Task description:
Take from the data every line in which the word "primeira" is found.

*** Opening of Dataset records ***

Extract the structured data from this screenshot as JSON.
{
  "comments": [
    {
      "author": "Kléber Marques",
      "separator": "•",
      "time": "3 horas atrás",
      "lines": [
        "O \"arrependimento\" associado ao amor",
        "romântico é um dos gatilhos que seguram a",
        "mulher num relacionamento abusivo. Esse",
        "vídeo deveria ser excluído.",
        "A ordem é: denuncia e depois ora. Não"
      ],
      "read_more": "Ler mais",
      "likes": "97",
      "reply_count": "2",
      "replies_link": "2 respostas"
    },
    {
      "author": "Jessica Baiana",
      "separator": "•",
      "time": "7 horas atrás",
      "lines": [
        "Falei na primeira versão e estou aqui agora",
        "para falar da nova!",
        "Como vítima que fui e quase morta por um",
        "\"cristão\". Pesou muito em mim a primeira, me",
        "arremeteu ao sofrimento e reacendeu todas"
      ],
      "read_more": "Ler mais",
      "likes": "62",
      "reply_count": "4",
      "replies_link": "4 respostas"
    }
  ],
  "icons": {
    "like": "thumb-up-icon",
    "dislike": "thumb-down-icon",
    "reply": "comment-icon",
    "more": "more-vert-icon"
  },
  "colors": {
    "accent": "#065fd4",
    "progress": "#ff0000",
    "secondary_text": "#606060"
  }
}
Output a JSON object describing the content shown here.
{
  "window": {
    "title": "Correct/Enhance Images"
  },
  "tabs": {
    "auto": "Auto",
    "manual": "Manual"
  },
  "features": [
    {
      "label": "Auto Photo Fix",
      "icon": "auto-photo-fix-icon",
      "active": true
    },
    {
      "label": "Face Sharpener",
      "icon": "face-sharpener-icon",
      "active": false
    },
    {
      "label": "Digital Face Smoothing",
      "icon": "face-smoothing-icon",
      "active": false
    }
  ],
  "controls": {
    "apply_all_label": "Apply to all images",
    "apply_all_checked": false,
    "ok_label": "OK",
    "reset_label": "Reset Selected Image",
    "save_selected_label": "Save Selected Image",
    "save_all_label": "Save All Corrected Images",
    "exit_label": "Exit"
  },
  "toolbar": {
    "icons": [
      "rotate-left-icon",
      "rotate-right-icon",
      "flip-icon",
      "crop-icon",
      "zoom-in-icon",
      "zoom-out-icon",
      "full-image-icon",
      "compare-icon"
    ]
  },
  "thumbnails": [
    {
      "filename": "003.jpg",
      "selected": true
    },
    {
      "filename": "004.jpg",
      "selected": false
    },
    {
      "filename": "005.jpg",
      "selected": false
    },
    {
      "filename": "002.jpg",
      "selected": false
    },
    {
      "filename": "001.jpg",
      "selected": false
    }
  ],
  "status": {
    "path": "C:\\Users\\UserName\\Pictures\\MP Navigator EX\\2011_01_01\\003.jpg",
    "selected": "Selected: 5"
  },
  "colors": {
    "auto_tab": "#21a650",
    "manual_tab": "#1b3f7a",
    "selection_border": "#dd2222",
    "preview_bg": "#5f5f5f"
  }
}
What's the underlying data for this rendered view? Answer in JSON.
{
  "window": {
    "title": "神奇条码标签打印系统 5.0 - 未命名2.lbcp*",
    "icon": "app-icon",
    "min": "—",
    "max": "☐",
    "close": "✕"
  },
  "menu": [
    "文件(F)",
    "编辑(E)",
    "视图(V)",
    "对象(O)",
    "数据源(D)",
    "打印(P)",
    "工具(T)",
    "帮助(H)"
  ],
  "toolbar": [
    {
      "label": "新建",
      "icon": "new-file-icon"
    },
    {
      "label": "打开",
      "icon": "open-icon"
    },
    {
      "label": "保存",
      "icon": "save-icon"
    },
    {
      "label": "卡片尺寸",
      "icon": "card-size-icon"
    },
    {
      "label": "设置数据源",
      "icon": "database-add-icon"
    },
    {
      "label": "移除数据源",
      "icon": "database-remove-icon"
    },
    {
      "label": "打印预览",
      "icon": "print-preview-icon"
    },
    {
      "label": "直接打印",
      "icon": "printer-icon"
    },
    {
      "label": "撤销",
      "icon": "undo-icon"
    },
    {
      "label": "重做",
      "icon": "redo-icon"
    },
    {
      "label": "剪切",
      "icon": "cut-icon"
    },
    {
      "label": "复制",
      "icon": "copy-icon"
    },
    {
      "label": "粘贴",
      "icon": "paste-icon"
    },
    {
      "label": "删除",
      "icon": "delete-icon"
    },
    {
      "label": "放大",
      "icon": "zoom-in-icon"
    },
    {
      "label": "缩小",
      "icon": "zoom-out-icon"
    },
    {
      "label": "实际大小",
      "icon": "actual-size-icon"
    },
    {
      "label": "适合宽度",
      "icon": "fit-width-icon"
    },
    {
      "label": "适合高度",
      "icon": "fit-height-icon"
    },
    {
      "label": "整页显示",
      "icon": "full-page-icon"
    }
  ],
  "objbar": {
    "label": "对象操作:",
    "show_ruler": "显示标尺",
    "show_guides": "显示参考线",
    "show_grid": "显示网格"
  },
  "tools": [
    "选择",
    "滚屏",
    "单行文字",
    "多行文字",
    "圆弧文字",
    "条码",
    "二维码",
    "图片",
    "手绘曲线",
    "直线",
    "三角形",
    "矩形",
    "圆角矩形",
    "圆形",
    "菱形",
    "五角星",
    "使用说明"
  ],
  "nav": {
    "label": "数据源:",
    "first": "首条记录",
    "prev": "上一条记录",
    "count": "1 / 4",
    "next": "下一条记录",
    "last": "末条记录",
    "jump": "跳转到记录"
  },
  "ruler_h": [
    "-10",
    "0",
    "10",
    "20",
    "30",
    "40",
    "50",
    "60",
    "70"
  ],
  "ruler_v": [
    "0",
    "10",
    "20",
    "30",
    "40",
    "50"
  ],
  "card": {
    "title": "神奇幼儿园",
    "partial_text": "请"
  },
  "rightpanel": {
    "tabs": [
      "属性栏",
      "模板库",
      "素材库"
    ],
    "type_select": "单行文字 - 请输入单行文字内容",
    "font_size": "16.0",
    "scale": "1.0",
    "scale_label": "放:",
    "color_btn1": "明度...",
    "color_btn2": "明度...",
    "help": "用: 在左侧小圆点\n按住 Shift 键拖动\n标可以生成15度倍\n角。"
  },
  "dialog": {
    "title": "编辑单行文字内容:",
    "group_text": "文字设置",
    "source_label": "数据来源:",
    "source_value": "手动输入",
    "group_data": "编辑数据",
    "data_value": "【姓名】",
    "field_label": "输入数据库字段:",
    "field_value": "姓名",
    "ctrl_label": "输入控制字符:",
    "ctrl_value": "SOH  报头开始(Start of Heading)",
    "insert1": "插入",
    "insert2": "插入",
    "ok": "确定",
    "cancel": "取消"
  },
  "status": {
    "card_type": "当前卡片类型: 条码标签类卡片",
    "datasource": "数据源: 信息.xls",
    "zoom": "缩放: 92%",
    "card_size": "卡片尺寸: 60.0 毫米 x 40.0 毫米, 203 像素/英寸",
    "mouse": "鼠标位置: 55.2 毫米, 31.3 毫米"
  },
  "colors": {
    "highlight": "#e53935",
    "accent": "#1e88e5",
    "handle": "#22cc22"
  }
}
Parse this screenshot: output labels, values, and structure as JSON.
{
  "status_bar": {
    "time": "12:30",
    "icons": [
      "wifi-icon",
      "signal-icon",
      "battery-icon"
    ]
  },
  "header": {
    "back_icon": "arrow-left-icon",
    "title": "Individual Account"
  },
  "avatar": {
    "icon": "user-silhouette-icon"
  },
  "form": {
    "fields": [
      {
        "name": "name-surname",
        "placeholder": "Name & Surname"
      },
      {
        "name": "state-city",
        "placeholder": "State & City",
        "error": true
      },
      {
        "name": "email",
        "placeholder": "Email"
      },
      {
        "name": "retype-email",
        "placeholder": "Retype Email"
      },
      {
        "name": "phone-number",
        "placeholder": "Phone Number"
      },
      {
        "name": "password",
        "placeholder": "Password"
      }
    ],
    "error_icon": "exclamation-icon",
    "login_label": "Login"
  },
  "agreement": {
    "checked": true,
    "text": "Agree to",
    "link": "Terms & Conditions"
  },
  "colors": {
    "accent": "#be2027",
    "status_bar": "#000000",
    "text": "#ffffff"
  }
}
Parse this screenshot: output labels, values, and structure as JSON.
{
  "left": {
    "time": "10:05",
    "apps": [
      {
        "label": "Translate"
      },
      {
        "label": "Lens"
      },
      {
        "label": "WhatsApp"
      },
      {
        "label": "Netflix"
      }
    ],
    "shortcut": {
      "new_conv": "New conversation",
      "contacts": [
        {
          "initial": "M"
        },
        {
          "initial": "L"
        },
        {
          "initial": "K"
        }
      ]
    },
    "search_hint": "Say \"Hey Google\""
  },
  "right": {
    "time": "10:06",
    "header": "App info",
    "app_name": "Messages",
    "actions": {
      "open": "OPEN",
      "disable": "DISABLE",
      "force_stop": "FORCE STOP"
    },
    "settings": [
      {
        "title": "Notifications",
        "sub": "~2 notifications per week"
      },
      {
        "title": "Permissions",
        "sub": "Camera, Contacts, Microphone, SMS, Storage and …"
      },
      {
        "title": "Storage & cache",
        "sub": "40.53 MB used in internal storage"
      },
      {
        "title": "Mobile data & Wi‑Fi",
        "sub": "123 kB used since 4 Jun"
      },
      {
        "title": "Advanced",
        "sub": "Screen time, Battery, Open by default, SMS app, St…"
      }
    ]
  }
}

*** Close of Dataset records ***

Problem solution:
        "Falei na primeira versão e estou aqui agora",
        "\"cristão\". Pesou muito em mim a primeira, me",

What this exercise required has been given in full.